(THE PROBLEM): Return the records exactly as they are.

(EXERCISE DATA):
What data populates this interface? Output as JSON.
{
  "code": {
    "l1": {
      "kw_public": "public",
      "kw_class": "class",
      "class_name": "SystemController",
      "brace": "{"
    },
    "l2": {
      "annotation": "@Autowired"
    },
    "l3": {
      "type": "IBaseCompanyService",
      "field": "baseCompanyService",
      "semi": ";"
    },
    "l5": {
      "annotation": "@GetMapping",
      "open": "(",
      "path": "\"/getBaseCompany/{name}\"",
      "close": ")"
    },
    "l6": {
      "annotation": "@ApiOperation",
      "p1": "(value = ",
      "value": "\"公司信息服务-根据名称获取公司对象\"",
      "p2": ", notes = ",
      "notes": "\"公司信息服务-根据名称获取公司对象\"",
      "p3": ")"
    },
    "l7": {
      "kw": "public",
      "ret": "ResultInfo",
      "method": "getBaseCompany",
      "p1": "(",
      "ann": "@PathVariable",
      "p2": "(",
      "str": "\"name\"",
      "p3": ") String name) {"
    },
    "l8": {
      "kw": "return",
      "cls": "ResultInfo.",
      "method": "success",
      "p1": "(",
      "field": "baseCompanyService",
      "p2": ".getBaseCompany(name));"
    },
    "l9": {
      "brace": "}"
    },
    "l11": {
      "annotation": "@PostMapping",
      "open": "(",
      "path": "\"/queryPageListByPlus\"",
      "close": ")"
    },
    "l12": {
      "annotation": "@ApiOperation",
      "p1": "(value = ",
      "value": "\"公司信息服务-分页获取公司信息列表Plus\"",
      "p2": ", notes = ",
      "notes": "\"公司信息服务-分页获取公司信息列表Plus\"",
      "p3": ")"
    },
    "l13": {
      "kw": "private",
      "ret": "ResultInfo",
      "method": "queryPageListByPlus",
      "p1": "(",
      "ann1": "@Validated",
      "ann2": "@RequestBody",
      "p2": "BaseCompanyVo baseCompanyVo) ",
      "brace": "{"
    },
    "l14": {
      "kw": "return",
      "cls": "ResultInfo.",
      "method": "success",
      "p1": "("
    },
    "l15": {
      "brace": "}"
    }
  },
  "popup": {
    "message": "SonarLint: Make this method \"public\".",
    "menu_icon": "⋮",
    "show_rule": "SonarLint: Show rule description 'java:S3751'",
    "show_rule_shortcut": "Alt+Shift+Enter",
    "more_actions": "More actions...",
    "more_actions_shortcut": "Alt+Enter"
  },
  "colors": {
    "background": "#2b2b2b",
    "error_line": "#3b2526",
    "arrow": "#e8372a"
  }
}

(SOLUTION TO THE EXERCISE):
What data populates this interface? Output as JSON.
{
  "code": {
    "l1": {
      "kw_public": "public",
      "kw_class": "class",
      "class_name": "SystemController",
      "brace": "{"
    },
    "l2": {
      "annotation": "@Autowired"
    },
    "l3": {
      "type": "IBaseCompanyService",
      "field": "baseCompanyService",
      "semi": ";"
    },
    "l5": {
      "annotation": "@GetMapping",
      "open": "(",
      "path": "\"/getBaseCompany/{name}\"",
      "close": ")"
    },
    "l6": {
      "annotation": "@ApiOperation",
      "p1": "(value = ",
      "value": "\"公司信息服务-根据名称获取公司对象\"",
      "p2": ", notes = ",
      "notes": "\"公司信息服务-根据名称获取公司对象\"",
      "p3": ")"
    },
    "l7": {
      "kw": "public",
      "ret": "ResultInfo",
      "method": "getBaseCompany",
      "p1": "(",
      "ann": "@PathVariable",
      "p2": "(",
      "str": "\"name\"",
      "p3": ") String name) {"
    },
    "l8": {
      "kw": "return",
      "cls": "ResultInfo.",
      "method": "success",
      "p1": "(",
      "field": "baseCompanyService",
      "p2": ".getBaseCompany(name));"
    },
    "l9": {
      "brace": "}"
    },
    "l11": {
      "annotation": "@PostMapping",
      "open": "(",
      "path": "\"/queryPageListByPlus\"",
      "close": ")"
    },
    "l12": {
      "annotation": "@ApiOperation",
      "p1": "(value = ",
      "value": "\"公司信息服务-分页获取公司信息列表Plus\"",
      "p2": ", notes = ",
      "notes": "\"公司信息服务-分页获取公司信息列表Plus\"",
      "p3": ")"
    },
    "l13": {
      "kw": "private",
      "ret": "ResultInfo",
      "method": "queryPageListByPlus",
      "p1": "(",
      "ann1": "@Validated",
      "ann2": "@RequestBody",
      "p2": "BaseCompanyVo baseCompanyVo) ",
      "brace": "{"
    },
    "l14": {
      "kw": "return",
      "cls": "ResultInfo.",
      "method": "success",
      "p1": "("
    },
    "l15": {
      "brace": "}"
    }
  },
  "popup": {
    "message": "SonarLint: Make this method \"public\".",
    "menu_icon": "⋮",
    "show_rule": "SonarLint: Show rule description 'java:S3751'",
    "show_rule_shortcut": "Alt+Shift+Enter",
    "more_actions": "More actions...",
    "more_actions_shortcut": "Alt+Enter"
  },
  "colors": {
    "background": "#2b2b2b",
    "error_line": "#3b2526",
    "arrow": "#e8372a"
  }
}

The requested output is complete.